• _Problem to work on_
Look for the string "issues" in the data below, and copy each line that holds it.

######

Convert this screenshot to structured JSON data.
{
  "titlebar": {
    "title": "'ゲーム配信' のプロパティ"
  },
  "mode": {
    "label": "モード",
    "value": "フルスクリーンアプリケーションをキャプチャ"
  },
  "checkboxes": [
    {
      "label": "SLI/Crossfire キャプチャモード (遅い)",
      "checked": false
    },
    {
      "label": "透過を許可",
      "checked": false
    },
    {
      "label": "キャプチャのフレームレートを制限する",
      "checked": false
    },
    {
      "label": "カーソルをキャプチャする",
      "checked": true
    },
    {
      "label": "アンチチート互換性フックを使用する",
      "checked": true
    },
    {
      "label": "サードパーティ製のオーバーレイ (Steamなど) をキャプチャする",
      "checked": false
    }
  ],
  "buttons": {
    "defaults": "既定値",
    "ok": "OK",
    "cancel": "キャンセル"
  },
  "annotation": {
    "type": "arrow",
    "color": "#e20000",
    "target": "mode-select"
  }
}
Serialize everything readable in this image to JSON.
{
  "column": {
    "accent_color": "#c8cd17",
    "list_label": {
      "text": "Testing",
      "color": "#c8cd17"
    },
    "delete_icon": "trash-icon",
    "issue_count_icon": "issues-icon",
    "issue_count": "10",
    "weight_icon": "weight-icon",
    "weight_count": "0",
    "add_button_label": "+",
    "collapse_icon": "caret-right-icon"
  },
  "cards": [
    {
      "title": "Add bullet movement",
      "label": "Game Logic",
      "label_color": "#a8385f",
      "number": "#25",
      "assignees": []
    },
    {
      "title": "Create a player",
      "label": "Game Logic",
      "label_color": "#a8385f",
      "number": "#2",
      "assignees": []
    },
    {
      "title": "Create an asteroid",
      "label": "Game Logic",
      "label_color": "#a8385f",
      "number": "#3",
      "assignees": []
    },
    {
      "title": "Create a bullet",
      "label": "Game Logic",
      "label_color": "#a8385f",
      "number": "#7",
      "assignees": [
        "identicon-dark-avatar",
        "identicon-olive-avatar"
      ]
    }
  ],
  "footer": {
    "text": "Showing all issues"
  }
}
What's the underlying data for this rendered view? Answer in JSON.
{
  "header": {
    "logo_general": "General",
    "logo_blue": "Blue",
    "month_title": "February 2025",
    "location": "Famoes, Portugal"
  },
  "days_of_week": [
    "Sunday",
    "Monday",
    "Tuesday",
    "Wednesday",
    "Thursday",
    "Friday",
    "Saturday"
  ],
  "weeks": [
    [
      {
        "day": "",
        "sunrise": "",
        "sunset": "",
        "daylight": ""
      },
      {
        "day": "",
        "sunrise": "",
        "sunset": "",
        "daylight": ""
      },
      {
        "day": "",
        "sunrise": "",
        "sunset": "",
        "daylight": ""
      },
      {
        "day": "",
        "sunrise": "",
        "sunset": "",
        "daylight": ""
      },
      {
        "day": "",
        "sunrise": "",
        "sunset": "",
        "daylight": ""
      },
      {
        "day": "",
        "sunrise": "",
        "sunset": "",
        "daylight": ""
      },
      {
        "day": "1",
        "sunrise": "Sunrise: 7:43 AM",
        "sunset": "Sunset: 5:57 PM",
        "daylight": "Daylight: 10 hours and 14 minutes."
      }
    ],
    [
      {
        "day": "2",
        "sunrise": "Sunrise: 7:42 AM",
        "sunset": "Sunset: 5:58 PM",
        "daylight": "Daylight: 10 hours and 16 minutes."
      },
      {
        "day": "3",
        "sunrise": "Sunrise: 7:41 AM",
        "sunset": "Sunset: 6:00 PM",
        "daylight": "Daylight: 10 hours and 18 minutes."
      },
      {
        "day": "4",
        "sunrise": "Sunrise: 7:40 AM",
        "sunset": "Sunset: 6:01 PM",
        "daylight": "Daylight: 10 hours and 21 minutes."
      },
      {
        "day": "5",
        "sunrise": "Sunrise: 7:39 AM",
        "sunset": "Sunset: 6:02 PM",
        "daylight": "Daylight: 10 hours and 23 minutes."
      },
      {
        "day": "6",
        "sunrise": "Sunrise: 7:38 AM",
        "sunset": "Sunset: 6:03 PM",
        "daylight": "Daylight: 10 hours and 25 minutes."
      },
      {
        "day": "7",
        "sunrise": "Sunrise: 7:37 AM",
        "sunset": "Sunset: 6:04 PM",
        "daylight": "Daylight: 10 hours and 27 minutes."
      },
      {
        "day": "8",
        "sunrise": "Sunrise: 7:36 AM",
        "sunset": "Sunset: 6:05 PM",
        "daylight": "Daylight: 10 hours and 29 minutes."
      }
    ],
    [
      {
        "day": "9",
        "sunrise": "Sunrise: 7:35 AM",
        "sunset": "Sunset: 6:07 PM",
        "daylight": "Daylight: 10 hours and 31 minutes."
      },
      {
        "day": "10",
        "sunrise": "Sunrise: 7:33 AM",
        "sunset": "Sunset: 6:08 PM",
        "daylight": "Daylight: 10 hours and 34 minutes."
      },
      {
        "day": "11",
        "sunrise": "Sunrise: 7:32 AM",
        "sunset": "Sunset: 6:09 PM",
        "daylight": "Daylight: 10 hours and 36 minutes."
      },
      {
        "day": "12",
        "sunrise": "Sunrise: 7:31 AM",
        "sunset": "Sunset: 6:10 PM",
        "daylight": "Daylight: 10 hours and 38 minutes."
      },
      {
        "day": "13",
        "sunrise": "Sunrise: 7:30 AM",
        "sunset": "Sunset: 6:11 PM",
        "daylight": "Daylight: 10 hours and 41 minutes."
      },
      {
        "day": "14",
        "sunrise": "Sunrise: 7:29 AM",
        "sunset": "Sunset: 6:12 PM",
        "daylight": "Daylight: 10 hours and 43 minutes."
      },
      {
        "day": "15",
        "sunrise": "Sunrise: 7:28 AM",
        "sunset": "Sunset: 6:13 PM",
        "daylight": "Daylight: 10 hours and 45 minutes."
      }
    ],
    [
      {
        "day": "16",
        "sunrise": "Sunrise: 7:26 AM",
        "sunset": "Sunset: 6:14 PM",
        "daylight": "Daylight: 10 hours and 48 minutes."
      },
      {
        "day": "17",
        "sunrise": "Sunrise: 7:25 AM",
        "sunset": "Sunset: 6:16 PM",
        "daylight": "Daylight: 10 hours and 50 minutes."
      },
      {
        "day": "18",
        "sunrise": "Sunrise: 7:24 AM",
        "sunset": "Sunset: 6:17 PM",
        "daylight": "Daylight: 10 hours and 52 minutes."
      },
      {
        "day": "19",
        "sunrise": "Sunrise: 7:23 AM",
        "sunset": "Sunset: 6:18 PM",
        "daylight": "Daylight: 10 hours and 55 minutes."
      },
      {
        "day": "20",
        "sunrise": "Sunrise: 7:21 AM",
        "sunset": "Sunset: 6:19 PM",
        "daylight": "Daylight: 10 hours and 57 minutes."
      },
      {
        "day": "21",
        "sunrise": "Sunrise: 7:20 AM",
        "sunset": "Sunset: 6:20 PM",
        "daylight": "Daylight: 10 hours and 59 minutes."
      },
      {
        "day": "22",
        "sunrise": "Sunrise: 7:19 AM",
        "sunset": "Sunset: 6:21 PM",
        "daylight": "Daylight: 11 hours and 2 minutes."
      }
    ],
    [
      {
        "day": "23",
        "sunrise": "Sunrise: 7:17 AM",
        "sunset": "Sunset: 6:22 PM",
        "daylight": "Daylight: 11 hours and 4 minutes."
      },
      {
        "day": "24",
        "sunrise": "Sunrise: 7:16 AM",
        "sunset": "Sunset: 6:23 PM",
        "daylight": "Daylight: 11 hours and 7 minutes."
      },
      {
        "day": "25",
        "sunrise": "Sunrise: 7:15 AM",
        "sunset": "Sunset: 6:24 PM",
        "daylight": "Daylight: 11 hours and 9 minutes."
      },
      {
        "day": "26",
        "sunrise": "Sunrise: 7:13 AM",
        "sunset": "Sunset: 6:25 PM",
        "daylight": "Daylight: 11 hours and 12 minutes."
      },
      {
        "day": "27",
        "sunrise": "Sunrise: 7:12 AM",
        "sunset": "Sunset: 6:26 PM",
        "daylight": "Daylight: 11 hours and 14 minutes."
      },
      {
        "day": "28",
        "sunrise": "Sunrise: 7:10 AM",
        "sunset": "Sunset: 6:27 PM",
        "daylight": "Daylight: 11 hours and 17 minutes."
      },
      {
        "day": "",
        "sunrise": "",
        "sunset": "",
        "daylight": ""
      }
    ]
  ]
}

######

• _Output_
    "issue_count_icon": "issues-icon",
    "text": "Showing all issues"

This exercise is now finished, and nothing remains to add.